Jeremiah is considered one of the “major” prophets and he is contemporary to some of the kings we’ve heard about so far. He is the son of the priest Hilkiah, who is the one that brings the Book of the Law out from some storage area back in 2 Chronicles 34 and 2 Kings 22. Well, Hilkiah served King Josiah, who repented of everything and tore down the high places and all that still met his death shortly after, there is even a mention that Jeremiah says a lament for him. Even though Josiah got everyone to carry out the sacrifices and celebrations, remember that having the heart for them is an important part of it. This has been a part of the point since way back in Genesis when Cain’s sacrifice was refused. At this point, Israel is already in exile and Judah gets taken away after the death of Josiah. The book begins before the exile, though, with warnings.
Chapter one begins with Jeremiah’s call to be a prophet. In it, there is a verse that is often partially quoted. I’ll admit that it has always irritated me when people throw out a verse without context, but to not even quote the whole verse just feels wrong. Here’s the whole thing:

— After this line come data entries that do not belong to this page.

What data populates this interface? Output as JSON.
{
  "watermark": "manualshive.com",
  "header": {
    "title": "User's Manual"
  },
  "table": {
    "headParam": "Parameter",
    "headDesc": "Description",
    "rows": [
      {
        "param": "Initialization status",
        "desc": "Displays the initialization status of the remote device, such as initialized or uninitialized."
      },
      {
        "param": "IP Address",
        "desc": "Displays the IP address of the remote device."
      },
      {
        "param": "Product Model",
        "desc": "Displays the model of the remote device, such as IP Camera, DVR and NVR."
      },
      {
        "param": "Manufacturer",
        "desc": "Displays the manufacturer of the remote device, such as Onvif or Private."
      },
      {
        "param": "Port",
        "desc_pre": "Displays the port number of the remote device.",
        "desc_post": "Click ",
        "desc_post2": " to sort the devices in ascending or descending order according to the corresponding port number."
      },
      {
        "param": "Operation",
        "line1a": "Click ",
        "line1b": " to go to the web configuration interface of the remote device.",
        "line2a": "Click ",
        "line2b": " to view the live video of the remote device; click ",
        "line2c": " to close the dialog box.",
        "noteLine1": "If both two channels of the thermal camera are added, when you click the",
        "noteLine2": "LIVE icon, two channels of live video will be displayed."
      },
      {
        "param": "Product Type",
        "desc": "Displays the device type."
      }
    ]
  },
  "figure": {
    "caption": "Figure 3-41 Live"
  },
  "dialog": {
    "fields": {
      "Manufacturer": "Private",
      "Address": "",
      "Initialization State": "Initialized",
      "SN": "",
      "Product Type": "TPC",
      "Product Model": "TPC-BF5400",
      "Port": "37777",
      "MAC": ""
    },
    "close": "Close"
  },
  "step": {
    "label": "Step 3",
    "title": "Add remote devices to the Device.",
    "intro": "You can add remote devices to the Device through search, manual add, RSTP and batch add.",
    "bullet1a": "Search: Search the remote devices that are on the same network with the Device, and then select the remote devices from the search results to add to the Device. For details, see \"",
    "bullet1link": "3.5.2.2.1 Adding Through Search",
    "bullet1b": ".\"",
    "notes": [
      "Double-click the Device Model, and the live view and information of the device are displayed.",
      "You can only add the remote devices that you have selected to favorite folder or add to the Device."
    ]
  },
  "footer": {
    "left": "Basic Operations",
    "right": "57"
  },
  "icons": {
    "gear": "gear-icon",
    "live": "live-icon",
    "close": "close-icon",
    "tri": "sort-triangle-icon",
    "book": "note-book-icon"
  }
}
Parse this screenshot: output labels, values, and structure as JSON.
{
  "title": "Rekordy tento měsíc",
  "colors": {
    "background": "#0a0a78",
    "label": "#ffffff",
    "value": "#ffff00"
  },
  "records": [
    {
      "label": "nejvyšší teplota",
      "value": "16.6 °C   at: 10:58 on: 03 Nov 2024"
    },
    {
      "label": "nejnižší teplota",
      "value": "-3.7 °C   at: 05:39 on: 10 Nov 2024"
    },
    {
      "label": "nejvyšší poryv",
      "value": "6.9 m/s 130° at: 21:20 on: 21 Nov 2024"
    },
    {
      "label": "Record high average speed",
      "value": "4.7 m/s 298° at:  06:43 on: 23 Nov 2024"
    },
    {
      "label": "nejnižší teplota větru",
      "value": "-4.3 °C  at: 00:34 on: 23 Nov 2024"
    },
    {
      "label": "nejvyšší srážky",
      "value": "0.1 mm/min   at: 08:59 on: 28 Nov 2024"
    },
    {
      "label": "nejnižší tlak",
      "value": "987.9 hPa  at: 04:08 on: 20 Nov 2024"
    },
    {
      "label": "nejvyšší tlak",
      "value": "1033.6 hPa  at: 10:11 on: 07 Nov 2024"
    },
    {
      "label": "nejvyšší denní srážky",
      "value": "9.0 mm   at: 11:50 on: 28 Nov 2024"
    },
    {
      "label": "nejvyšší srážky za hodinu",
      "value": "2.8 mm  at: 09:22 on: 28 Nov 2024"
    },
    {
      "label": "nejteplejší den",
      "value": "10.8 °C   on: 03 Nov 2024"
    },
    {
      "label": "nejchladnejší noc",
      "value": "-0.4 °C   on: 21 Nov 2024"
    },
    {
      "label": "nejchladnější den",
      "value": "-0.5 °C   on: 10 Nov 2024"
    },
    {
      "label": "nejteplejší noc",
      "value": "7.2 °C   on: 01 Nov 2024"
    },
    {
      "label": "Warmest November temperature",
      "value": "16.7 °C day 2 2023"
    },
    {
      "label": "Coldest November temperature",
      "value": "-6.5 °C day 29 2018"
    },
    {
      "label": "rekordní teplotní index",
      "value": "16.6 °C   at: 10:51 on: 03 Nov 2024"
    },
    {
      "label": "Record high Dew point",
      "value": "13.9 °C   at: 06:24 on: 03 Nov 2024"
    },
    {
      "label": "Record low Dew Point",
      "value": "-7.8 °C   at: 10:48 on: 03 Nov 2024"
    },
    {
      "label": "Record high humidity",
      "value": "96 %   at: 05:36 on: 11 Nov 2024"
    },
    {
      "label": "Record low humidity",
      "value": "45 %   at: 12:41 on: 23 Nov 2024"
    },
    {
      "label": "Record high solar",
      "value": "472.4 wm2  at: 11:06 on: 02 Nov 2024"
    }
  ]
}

5“Before I formed you in the womb I knew you,
and before you were born I consecrated you;
I appointed you a prophet to the nations.”
I’ve heard the first two lines plenty, and I’m not saying they are or aren’t true for everyone, but quote the whole thing rather than two thirds.
Like just about everyone else who has had to take on such responsibility, Jeremiah’s first thought was to point out how unqualified he is for the job. God reassures him, though. Then begin the warnings for what’s to come.
Chapter two has a few references to women that are in no way flattering. It’s mostly female animals in heat and talking about the nation acting like a “whore”. That is their word, not mine. No matter how much I am in favor of women’s sexual empowerment, I still take issue with cheaters, so I understand the context being that God is comparing a cheating nation of Judah to a cheating woman.
Remember that in this patriarchal society, with the masculine plural, God will often sound like He’s only talking to the men and probably is. Given that, He is comparing Himself to the husband who has been repeatedly cheated on. Yes, it could be seen as the problem is promiscuity, but it looks like God is taking all this as a personal slight. Judah didn’t just run around with other guys, they did it after making a covenant with God to worship Him in perpetuity.
So promiscuity in itself isn’t the direct issue as much as cheating. Having been cheated on myself and understanding what one goes through, I get the anger in His words and the purpose of using this metaphor for the male leaders. This does not mean that I support this comparison, I just get why it’s there.
Chapter three continues with the marriage metaphor. This time God is talking about what to do when your spouse leaves you and marries someone else. Would you take them back? Some might say yes, but God is saying here that He definitely doesn’t expect that anyone would. Unfortunately, He seems to be either talking to men only, mostly, or is randomly choosing the male pronouns and/or perspective.
He brings up a sisterly relationship between Judah and Israel but only to say that it was bad enough when Israel turned so far away He sent them into exile but it was worse for Judah to see it happen and still end up going down the same path.
Chapter four makes a few masculine comparisons before ending with something about Judah being a woman in labor pains “before murderers” and that she beautifies in vain. Of course this isn’t actually talking about women. It’s making the point that Judah is in a really bad place. It seems like they were in that same debauched and deluded place as the aristocrats of pre-Revolution France.
In chapter five, God sounds like one of those parents that try to explain to their kid that what they did was unacceptable while telling them how much they wish they didn’t have to punish them for it. Its very “what am I supposed to do with you when you act one this?”
In chapter six, God begins to tell the people what’s coming to them in much more detail. The women are mentioned specifically but only in relation to their men. They are wives and part of the punishment of the men. Mentions of the nation are again given feminine pronouns and the pain they will be in is again compared to women in labor. Which just tells me that God agrees that is the worst pain in the human experience.